I cannot limit myself to these descriptions of who I am because they actually don’t describe at all who I am – they describe the problem I have. I am not an alcoholic – I have a problem with alcohol. I’m not an adoptee – I was given up for adoption. So in that context, I now say, “I’m David, and I was relinquished and adopted”.
I’m not trying to be contrarian, especially when it comes to 12-step programs where admitting to being an alcoholic is simply part of the deal: From The Big Book of Alcoholics Anonymous, Chapter 5, How it Works: “[That] we were alcoholic and could not manage our own lives.” No, I’m just saying this: calling myself an alcoholic doesn’t work for me anymore. It is reductionist and limiting. I’m so much more than that. I can concede that being an alcoholic was my singular identity the day I went to hospital detox, but my existence has not ended there, and I have grown in many different ways. The Big Book language suggests that as an alcoholic I am selfish and self-centered, but I beg to differ – I am not the problem. The problem is alcoholism / substance use disorder. I am not the problem.
The problem is the problem. (alcoholism / substance use disorder)
I’m happy that I’ve grown beyond the labels that I used to give myself – it is so liberating. Every time I think I’ve reached some new level of self-discovery, I find myself in front of another door. This time, opening the door revealed that I have much more freedom than I thought I did. Labels are limiting. They are actually deceptive as shortcuts. They’re a bit more like dead-ends.

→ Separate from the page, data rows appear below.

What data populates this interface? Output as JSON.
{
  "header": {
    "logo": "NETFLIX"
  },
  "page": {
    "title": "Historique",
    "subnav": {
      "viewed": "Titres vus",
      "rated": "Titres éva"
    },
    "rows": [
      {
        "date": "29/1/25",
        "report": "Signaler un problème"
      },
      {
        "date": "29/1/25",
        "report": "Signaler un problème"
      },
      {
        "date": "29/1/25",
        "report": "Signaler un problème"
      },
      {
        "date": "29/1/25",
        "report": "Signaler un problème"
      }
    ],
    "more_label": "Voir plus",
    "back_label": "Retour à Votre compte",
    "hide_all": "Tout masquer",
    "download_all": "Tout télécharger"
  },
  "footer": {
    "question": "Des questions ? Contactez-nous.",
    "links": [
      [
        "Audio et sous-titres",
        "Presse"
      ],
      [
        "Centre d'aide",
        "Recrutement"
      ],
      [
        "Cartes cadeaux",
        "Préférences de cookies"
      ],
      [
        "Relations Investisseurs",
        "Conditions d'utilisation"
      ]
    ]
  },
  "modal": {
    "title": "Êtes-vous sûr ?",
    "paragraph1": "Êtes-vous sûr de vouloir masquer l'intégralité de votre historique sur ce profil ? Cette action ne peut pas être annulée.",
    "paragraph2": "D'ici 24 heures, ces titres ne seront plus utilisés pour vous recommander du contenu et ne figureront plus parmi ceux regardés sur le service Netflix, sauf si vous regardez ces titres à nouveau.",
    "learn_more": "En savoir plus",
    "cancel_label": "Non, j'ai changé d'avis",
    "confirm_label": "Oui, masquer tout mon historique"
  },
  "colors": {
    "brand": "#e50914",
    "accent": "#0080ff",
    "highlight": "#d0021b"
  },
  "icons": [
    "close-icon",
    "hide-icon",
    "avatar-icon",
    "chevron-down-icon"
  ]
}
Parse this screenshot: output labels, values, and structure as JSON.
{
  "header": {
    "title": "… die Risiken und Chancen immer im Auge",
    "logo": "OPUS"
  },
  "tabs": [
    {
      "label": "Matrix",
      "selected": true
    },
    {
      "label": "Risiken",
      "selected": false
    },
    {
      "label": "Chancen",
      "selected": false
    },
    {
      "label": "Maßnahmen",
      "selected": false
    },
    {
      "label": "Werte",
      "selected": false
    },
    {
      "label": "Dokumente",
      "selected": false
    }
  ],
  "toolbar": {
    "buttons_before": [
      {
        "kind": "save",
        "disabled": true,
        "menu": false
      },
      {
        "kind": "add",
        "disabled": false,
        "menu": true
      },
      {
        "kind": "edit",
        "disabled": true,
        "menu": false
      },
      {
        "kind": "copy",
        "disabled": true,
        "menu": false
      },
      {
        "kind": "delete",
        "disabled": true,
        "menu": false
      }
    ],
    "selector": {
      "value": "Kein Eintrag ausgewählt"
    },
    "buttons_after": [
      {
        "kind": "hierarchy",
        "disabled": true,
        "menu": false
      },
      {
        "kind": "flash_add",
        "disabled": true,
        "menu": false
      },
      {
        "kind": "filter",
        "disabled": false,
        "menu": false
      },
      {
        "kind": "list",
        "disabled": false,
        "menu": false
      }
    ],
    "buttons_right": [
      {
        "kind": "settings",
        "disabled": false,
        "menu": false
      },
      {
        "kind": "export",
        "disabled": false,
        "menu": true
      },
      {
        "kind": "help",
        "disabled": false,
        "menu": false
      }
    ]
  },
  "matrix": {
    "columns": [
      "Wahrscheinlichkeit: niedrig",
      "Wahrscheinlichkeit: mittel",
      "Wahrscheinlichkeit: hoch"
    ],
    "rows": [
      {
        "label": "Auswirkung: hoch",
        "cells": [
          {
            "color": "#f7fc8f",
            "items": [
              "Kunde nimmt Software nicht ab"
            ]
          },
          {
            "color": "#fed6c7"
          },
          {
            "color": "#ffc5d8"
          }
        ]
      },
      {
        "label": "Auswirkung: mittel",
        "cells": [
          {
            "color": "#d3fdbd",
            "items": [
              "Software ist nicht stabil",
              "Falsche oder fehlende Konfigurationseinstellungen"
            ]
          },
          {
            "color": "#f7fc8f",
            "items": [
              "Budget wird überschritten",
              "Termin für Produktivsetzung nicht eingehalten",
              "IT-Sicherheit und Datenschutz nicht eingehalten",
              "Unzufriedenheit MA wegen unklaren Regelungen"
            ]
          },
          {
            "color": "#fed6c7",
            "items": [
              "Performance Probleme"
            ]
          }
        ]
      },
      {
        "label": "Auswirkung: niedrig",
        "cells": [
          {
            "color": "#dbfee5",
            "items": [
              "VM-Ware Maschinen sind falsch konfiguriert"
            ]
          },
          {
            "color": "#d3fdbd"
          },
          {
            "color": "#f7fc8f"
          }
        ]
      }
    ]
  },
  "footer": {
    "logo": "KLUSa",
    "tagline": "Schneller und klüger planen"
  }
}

When I tell a stranger – who is not in the world of recovery – that I’m an alcoholic, he probably forms all kinds of ideas about me that might be false. He might not see me as a father, a husband, an accomplished professional, or a successful author. He might possibly just see me as the proverbial drunk behind a dumpster with a brown paper bag or whatever the stereotype dictates. And if this stranger is indeed bringing some horrible stereotype into learning something about me, another human being, it’s not my pride that’s being hurt – it’s just that that’s not an honest picture and, in the end, I have not become known to him. So what is really the point?
I have developed beyond the labels. And because I am able to accept the fact that I am always evolving, my world becomes bigger and more enriched and I feel closer to reality and I feel freer than ever before.
David B. Bohl, author of the memoir Parallel Universes: The Story of Rebirth, is an independent addiction consultant who fully understands the challenges faced by so many who seek to escape from, or drown their pain through, external means. His story offers hope to those struggling with the reality of everyday life in today’s increasingly stressful world.
You can visit his website here: David B. Bohl.
Through his private practice substance use disorder consulting business, Beacon Confidential LLC, David provides independent professional consultation, strategic planning, motivation and engagement, care coordination, recovery management and monitoring, and advocacy services to individuals, families, and organizations struggling with substance use issues and disorders.